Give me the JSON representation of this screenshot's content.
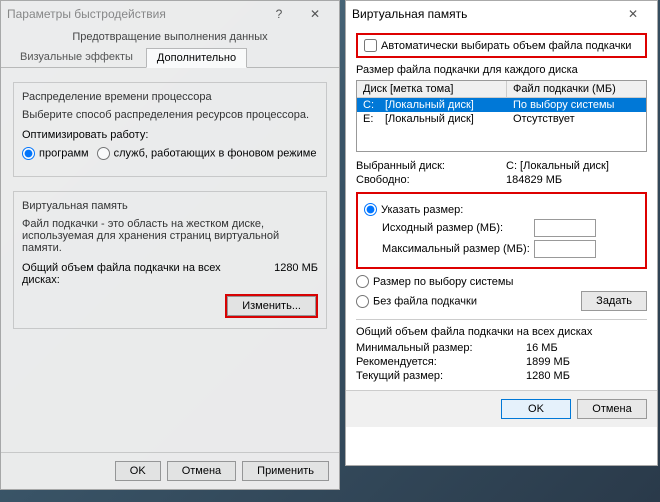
{
  "left": {
    "title": "Параметры быстродействия",
    "dep_title": "Предотвращение выполнения данных",
    "tabs": {
      "visual": "Визуальные эффекты",
      "adv": "Дополнительно"
    },
    "cpu": {
      "heading": "Распределение времени процессора",
      "desc": "Выберите способ распределения ресурсов процессора.",
      "opt_label": "Оптимизировать работу:",
      "programs": "программ",
      "services": "служб, работающих в фоновом режиме"
    },
    "vm": {
      "heading": "Виртуальная память",
      "desc": "Файл подкачки - это область на жестком диске, используемая для хранения страниц виртуальной памяти.",
      "total_label": "Общий объем файла подкачки на всех дисках:",
      "total_value": "1280 МБ",
      "change_btn": "Изменить..."
    },
    "buttons": {
      "ok": "OK",
      "cancel": "Отмена",
      "apply": "Применить"
    }
  },
  "right": {
    "title": "Виртуальная память",
    "auto_checkbox": "Автоматически выбирать объем файла подкачки",
    "list_heading": "Размер файла подкачки для каждого диска",
    "col1": "Диск [метка тома]",
    "col2": "Файл подкачки (МБ)",
    "rows": [
      {
        "drive": "C:",
        "label": "[Локальный диск]",
        "value": "По выбору системы"
      },
      {
        "drive": "E:",
        "label": "[Локальный диск]",
        "value": "Отсутствует"
      }
    ],
    "sel_disk_label": "Выбранный диск:",
    "sel_disk_value": "C: [Локальный диск]",
    "free_label": "Свободно:",
    "free_value": "184829 МБ",
    "custom_size": "Указать размер:",
    "initial_label": "Исходный размер (МБ):",
    "max_label": "Максимальный размер (МБ):",
    "system_radio": "Размер по выбору системы",
    "none_radio": "Без файла подкачки",
    "set_btn": "Задать",
    "stats_heading": "Общий объем файла подкачки на всех дисках",
    "min_label": "Минимальный размер:",
    "min_value": "16 МБ",
    "rec_label": "Рекомендуется:",
    "rec_value": "1899 МБ",
    "cur_label": "Текущий размер:",
    "cur_value": "1280 МБ",
    "ok": "OK",
    "cancel": "Отмена"
  }
}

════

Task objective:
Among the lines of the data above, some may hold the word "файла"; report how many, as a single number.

Answer:
5